= Problem description =
Since the pictures are not wanted, copy only the text of every record exactly.

Data about app and page elements:
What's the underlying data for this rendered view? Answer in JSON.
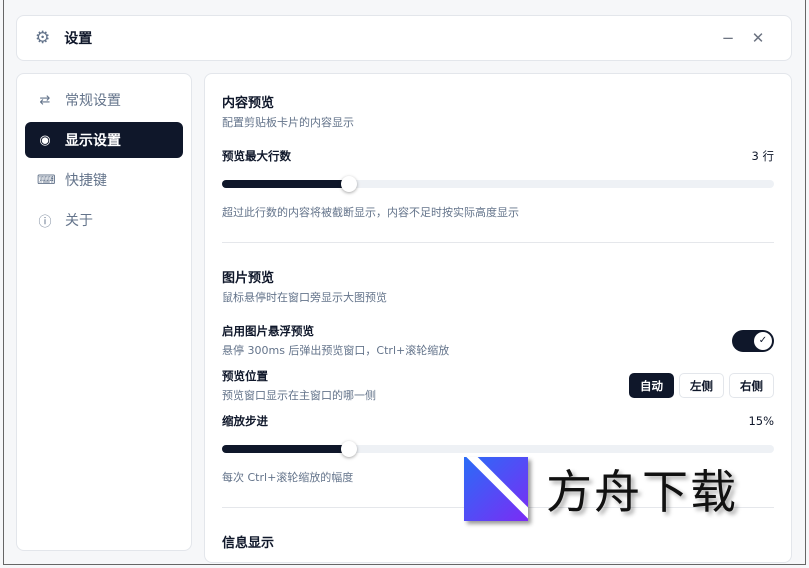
{
  "header": {
    "title": "设置",
    "minimize": "−",
    "close": "✕"
  },
  "sidebar": {
    "items": [
      {
        "label": "常规设置",
        "icon": "sliders-icon",
        "glyph": "⇄"
      },
      {
        "label": "显示设置",
        "icon": "eye-icon",
        "glyph": "◉"
      },
      {
        "label": "快捷键",
        "icon": "keyboard-icon",
        "glyph": "⌨"
      },
      {
        "label": "关于",
        "icon": "info-icon",
        "glyph": "ⓘ"
      }
    ],
    "active": 1
  },
  "content_preview": {
    "title": "内容预览",
    "desc": "配置剪贴板卡片的内容显示",
    "max_lines_label": "预览最大行数",
    "max_lines_value": "3 行",
    "max_lines_fraction": 0.23,
    "hint": "超过此行数的内容将被截断显示，内容不足时按实际高度显示"
  },
  "image_preview": {
    "title": "图片预览",
    "desc": "鼠标悬停时在窗口旁显示大图预览",
    "float_label": "启用图片悬浮预览",
    "float_desc": "悬停 300ms 后弹出预览窗口，Ctrl+滚轮缩放",
    "float_enabled": true,
    "position_label": "预览位置",
    "position_desc": "预览窗口显示在主窗口的哪一侧",
    "position_options": [
      "自动",
      "左侧",
      "右侧"
    ],
    "position_selected": 0,
    "zoom_label": "缩放步进",
    "zoom_value": "15%",
    "zoom_fraction": 0.23,
    "zoom_hint": "每次 Ctrl+滚轮缩放的幅度"
  },
  "info_display": {
    "title": "信息显示"
  },
  "watermark": {
    "text": "方舟下载"
  }
}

= Solution for this exercise =
What's the underlying data for this rendered view? Answer in JSON.
{
  "header": {
    "title": "设置",
    "minimize": "−",
    "close": "✕"
  },
  "sidebar": {
    "items": [
      {
        "label": "常规设置",
        "icon": "sliders-icon",
        "glyph": "⇄"
      },
      {
        "label": "显示设置",
        "icon": "eye-icon",
        "glyph": "◉"
      },
      {
        "label": "快捷键",
        "icon": "keyboard-icon",
        "glyph": "⌨"
      },
      {
        "label": "关于",
        "icon": "info-icon",
        "glyph": "ⓘ"
      }
    ],
    "active": 1
  },
  "content_preview": {
    "title": "内容预览",
    "desc": "配置剪贴板卡片的内容显示",
    "max_lines_label": "预览最大行数",
    "max_lines_value": "3 行",
    "max_lines_fraction": 0.23,
    "hint": "超过此行数的内容将被截断显示，内容不足时按实际高度显示"
  },
  "image_preview": {
    "title": "图片预览",
    "desc": "鼠标悬停时在窗口旁显示大图预览",
    "float_label": "启用图片悬浮预览",
    "float_desc": "悬停 300ms 后弹出预览窗口，Ctrl+滚轮缩放",
    "float_enabled": true,
    "position_label": "预览位置",
    "position_desc": "预览窗口显示在主窗口的哪一侧",
    "position_options": [
      "自动",
      "左侧",
      "右侧"
    ],
    "position_selected": 0,
    "zoom_label": "缩放步进",
    "zoom_value": "15%",
    "zoom_fraction": 0.23,
    "zoom_hint": "每次 Ctrl+滚轮缩放的幅度"
  },
  "info_display": {
    "title": "信息显示"
  },
  "watermark": {
    "text": "方舟下载"
  }
}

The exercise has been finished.